Good quality Serrated bread knives are made of high carbon steel and should not dull quickly. In general – if used for its correct purpose – the bread knife shouldn’t dull at all. But if cutting other ingredients or using the knife wrong on the cutting board – the blade can wear off. If your bread knife needs sharpening, you can do it with a round steel honing. Remember to slide the knife gently, with long moves, while focusing on each serration separately.
Read now >> Sharpness test
How to store a bread Knife?
The basic rule is to store the knives in a dry place, separated from other utensils, where they don’t get scratched and dented. Nowadays, a standard method is to hang them on a wall-mounted magnetic strip or in separate drawers. Do not place the knives there if they are wet or dirty. Some of the bread knives come with a dedicated knife wrap as part of the package. If so – that’s the best way to store it.

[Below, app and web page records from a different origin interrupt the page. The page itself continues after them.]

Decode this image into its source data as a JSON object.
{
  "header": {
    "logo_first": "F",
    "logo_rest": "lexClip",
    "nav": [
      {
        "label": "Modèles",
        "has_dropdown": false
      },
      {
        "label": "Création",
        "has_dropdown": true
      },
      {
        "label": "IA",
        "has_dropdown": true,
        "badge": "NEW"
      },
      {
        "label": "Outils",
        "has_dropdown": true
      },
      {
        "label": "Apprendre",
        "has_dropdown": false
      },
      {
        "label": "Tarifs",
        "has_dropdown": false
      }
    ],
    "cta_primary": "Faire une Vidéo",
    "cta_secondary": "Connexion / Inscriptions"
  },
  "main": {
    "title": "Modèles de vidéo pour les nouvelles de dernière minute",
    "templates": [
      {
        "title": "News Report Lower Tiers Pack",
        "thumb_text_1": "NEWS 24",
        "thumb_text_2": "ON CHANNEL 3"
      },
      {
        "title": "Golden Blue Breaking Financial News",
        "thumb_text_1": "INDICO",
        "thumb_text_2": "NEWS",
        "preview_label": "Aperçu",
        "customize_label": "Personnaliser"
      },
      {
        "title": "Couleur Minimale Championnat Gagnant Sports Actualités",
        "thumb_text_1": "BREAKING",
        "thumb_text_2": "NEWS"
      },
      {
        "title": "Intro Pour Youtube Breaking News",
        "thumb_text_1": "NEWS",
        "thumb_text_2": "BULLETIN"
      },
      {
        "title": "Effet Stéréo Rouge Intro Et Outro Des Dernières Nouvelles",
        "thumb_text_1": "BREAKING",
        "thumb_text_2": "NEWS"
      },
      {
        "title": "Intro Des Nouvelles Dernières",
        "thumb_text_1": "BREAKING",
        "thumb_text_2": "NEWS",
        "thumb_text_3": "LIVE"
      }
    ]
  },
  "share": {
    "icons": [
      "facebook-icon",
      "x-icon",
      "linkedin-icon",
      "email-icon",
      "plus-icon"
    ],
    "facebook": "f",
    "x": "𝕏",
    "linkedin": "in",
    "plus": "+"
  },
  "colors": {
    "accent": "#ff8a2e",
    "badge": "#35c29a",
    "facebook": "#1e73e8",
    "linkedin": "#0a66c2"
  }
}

The best and most reliable bread knife brands
Most brands do not get their names from good marketing but good quality and a history of success, experience, and improvement. Centuries ago, blacksmiths made a name for themselves, and now it’s the different companies worldwide that work hard for the names. That means a reliable brand will be renowned, recommended, and familiar, suggesting you buy your knife from a good manufacturer.
Here are some reliable bread knife brands:
Mercer Culinary – American brand, mainly manufacturing forged knives of high carbon stainless steel, aiming for a mid-range budget.
TUO – high carbon German steel and Pakkawood handles make this brand an ace for quality and design. A bit on the pricy side.
Victorinox – the famed Swiss brand is well valued, making great quality blades and knives, bread knives among them.
Henckels International – mostly known for their stamped bread knives and are very common in the American market. Usually priced to meet lower budget, but remains a solid, reliable brand.
Dalstrong – a high-end brand offering top-quality knives. The endless effort put into the design, the materials of each knife, and the price tag show it all.
Shun – an excellent Japanese brand that manufactures razor-sharp blades at a reasonable price. Due to their sharpness, the knives are often considered for pros and less for amateur cooks.
Global – another Japanese brand, yet this time it is well recommended for beginners.
Imarku – a Chinese manufacturer, focusing on very light knives with comfortable handles, with mid to low range prices.
At first, people underestimate the knowledge, experience, and science behind a simple bread knife. It might seem overwhelming now, but these are only the basics. Choosing a good bread knife shouldn’t be a difficult chore, but you also need to understand what you put your money on and the right bread knife for you. While every one of us has different needs and preferences, we’ll find other knives to our likings. Still, if it’s the two most important things you need to remember when considering a bread knife – don’t ever settle on safety, and always look for something within your budget limits. We’re sure you’ll find a great bread knife and enjoy it.